- YOUR OBJECTIVE
What lines in the records below contain the string "Body"? Copy every one.

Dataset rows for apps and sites
↓↓↓

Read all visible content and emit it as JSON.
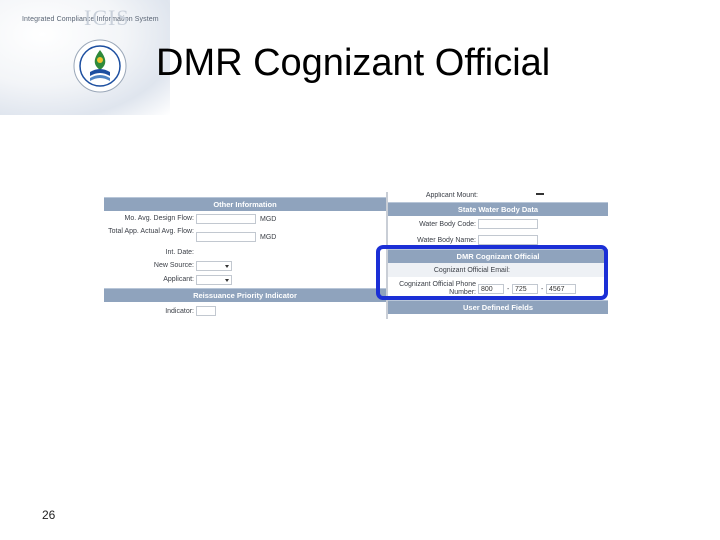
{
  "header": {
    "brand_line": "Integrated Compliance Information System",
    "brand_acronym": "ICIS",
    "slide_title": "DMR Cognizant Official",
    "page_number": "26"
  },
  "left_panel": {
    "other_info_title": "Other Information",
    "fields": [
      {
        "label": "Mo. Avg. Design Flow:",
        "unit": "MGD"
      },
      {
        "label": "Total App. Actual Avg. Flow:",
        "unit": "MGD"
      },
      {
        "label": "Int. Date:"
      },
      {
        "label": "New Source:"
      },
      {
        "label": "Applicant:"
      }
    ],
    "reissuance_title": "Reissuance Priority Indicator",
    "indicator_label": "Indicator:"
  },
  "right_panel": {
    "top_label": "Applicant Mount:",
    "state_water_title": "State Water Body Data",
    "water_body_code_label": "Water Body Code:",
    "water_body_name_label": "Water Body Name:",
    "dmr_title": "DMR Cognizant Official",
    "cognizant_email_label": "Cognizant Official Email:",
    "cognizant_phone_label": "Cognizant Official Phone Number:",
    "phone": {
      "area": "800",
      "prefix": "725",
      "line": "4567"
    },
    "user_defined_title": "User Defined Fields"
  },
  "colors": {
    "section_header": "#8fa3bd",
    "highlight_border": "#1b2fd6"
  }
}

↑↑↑
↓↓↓

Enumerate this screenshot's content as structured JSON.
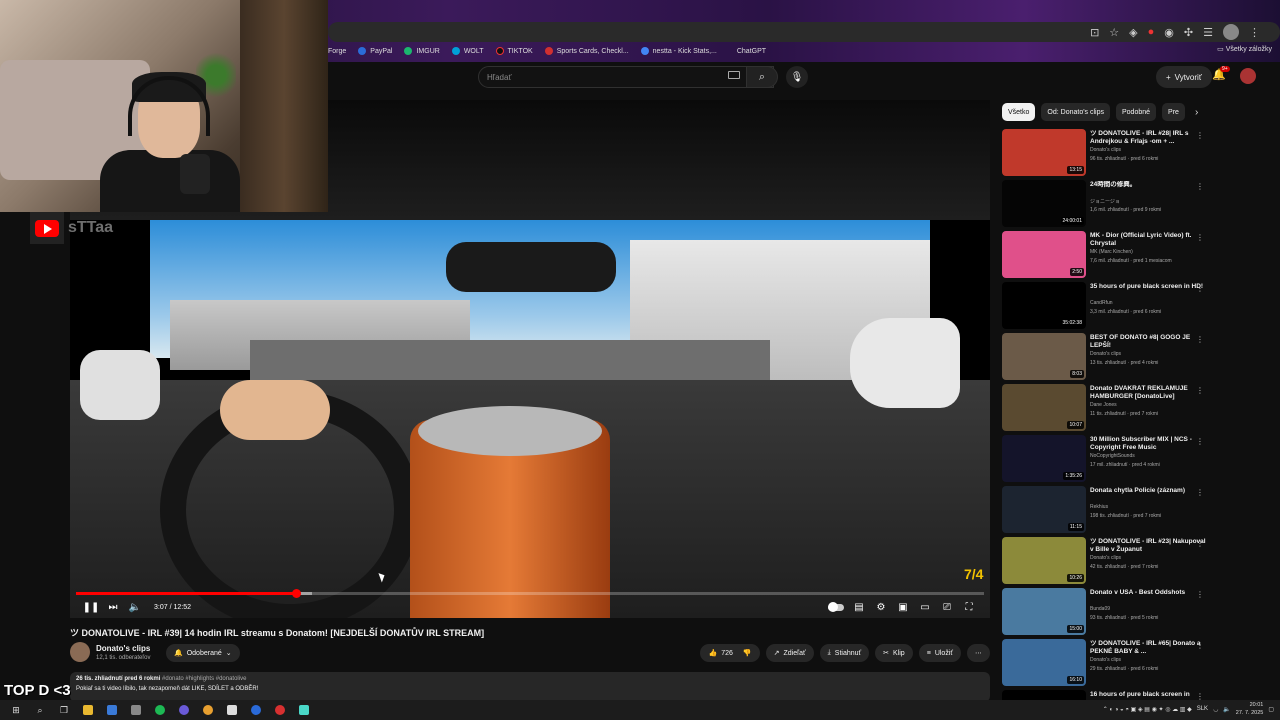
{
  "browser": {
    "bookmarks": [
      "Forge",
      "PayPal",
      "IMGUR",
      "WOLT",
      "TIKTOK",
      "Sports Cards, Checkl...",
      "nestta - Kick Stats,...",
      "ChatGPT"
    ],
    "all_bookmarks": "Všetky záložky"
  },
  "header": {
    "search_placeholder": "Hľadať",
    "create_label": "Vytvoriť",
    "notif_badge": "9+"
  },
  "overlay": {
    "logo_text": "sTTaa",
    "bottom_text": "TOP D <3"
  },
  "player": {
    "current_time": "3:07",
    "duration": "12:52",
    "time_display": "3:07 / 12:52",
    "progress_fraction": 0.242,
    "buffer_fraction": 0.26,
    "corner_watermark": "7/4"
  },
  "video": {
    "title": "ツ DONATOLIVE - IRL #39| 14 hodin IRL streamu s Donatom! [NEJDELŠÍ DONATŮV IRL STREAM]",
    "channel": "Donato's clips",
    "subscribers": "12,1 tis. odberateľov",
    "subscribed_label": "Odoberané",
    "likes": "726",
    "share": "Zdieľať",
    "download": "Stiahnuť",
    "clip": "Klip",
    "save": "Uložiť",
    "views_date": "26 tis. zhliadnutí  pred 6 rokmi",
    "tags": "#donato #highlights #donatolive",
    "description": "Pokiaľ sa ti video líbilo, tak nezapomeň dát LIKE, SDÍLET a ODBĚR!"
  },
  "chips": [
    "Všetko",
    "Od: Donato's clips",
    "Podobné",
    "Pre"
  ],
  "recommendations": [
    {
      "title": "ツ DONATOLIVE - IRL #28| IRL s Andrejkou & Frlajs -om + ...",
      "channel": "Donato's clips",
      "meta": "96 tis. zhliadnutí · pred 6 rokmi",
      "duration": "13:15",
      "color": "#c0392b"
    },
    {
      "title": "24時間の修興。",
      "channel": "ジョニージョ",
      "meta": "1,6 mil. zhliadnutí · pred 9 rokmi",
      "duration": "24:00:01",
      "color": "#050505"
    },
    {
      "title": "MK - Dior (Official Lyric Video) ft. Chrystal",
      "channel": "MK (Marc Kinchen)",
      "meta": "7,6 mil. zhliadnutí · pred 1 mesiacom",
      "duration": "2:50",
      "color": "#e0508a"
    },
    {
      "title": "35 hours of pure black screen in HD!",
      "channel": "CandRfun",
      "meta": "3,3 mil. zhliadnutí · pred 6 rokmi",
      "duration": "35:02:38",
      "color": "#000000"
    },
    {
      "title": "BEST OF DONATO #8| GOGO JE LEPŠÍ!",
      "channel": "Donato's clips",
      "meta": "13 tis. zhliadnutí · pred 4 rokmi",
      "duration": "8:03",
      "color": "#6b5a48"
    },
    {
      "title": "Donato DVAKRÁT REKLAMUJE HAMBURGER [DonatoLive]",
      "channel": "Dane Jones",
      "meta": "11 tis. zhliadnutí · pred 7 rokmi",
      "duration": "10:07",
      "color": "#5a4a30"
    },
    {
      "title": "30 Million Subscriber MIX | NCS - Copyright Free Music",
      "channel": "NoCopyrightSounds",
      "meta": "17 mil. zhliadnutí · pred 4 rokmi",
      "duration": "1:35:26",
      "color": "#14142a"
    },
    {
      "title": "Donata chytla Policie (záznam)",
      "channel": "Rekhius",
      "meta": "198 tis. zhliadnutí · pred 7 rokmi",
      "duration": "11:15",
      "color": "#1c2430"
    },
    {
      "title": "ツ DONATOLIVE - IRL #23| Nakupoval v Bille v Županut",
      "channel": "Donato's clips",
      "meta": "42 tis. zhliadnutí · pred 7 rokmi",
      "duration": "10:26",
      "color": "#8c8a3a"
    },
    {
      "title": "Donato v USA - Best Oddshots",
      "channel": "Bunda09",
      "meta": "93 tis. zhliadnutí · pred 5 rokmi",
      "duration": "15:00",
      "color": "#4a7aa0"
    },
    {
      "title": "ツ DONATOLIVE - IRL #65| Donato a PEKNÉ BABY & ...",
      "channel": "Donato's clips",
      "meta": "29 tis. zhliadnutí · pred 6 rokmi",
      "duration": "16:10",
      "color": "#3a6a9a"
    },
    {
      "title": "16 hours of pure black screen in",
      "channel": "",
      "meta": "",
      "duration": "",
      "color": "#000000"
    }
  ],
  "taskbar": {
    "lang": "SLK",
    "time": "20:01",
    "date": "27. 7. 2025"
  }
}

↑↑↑

- ANSWER BELOW
    "state_water_title": "State Water Body Data",
    "water_body_code_label": "Water Body Code:",
    "water_body_name_label": "Water Body Name:",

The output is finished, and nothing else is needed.